Creating a Testing Plan

It is essential to create a testing plan for auditing the DApp. The plan should incorporate the schedule, the sequence of test cases, and the type of tests to be performed. A testing plan helps to ensure adequate coverage of all potential vulnerabilities and that the DApp is appropriately tested, so that there is little to no chance of missing any potential security vulnerabilities.


Once you have gathered information about the DApp and set up your audit environment, it’s time to start testing for common security vulnerabilities and blockchain-specific vulnerabilities.

Testing for Common Security Vulnerabilities

Cross-Site Scripting (XSS)

Cross-site scripting is a type of vulnerability that allows attackers to inject malicious code into web pages viewed by other users. To test for XSS, you can try injecting script tags into various input fields and see if the application executes them.

SQL Injection

SQL injection is a type of vulnerability that allows attackers to execute arbitrary SQL queries against the application’s database. To test for SQL injection, you can try entering SQL commands into various input fields and see if the application responds with error messages or unexpected behavior.

Cross-Site Request Forgery (CSRF)

CSRF is a type of vulnerability that allows attackers to perform actions on behalf of the victim user without their consent. To test for CSRF, you can try forging requests with different parameters and see if the application accepts them.

Broken Authentication and Session Management

Broken authentication and session management can lead to various types of vulnerabilities, such as session hijacking and password cracking. To test for these vulnerabilities, you can try logging in with different credentials and seeing if the application behaves as expected. You can also try manipulating cookies and session variables.

Testing Blockchain-Specific Vulnerabilities

Smart Contract Auditing

Smart contracts are a fundamental part of many DApps, and they can have security vulnerabilities that are specific to blockchain technology, such as reentrancy attacks and integer overflows. To test for smart contract vulnerabilities, you can use tools such as Mythril or Oyente to analyze the contract’s bytecode or source code.

Detecting Transaction Malleability

Transaction malleability is a type of vulnerability that allows attackers to modify the transaction ID before it is confirmed on the blockchain, which can cause confusion in the DApp’s logic. To test for transaction malleability, you can try submitting transactions with different parameters and see if the application behaves as expected.

Addressing Reentrancy Attacks

Reentrancy attacks are a type of vulnerability that can occur when a smart contract interacts with other contracts or external systems. To address reentrancy attacks, you can use techniques such as limiting the gas usage of the contract or using the “checks-effects-interactions” pattern in the code.

Reporting and Follow-Up

Documenting Findings

During the auditing process, it is crucial to document all findings accurately and comprehensively to ensure that nothing is overlooked. Any security vulnerabilities should be described in detail, including their cause and potential impact. It is also important to document any steps taken during the audit process, such as test scenarios or any code reviews that have been conducted.

Prioritizing and Communicating Issues

Once all vulnerabilities have been identified and documented, it is time to prioritize them based on their severity and potential impact.
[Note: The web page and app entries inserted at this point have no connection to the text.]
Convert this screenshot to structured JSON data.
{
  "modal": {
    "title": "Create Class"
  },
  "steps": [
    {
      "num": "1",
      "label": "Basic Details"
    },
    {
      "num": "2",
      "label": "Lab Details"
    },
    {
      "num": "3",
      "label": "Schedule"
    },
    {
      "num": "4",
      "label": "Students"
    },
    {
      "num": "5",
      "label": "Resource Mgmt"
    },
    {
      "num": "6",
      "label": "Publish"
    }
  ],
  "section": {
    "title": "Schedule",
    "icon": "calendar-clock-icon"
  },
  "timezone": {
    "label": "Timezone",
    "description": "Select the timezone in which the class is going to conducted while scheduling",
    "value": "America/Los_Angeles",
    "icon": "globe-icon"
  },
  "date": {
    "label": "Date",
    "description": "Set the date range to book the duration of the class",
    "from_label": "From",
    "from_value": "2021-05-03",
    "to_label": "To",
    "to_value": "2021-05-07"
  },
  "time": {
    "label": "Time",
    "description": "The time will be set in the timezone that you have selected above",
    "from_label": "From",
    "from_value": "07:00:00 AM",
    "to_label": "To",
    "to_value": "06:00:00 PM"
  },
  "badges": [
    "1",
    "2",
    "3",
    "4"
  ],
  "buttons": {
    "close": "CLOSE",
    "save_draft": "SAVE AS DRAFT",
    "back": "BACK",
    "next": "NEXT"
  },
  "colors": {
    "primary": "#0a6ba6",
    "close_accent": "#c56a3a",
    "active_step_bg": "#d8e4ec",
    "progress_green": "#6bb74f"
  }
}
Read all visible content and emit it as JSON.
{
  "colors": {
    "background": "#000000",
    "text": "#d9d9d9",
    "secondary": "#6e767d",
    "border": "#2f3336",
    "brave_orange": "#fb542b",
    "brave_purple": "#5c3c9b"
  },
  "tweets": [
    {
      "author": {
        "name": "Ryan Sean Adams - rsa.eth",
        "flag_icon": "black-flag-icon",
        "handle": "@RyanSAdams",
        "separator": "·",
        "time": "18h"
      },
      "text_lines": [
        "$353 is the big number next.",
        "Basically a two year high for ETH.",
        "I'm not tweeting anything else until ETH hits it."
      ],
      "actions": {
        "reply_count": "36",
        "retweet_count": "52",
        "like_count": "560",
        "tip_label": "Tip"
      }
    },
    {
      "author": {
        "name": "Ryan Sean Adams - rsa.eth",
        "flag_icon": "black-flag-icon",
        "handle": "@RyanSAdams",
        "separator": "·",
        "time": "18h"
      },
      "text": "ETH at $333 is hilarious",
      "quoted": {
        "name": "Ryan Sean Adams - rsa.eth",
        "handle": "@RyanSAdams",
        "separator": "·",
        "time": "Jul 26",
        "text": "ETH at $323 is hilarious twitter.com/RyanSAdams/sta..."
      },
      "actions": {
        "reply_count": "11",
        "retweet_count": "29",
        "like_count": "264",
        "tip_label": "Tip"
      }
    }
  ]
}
This helps to ensure that the most critical issues are addressed first, reducing the risk of a security breach. The auditor should then communicate these findings to the development team and all relevant stakeholders, providing detailed explanations of each vulnerability and its potential impact.

Recommending Fixes and Remediations

Based on the prioritized list of vulnerabilities, the auditor should provide recommendations for fixes and remediations to the development team. These recommendations should be clear and easy to understand, outlining a step-by-step process to address each vulnerability identified. Additionally, the auditor should provide any necessary follow-up regarding testing and verification of these fixes to ensure that the vulnerabilities have been adequately addressed.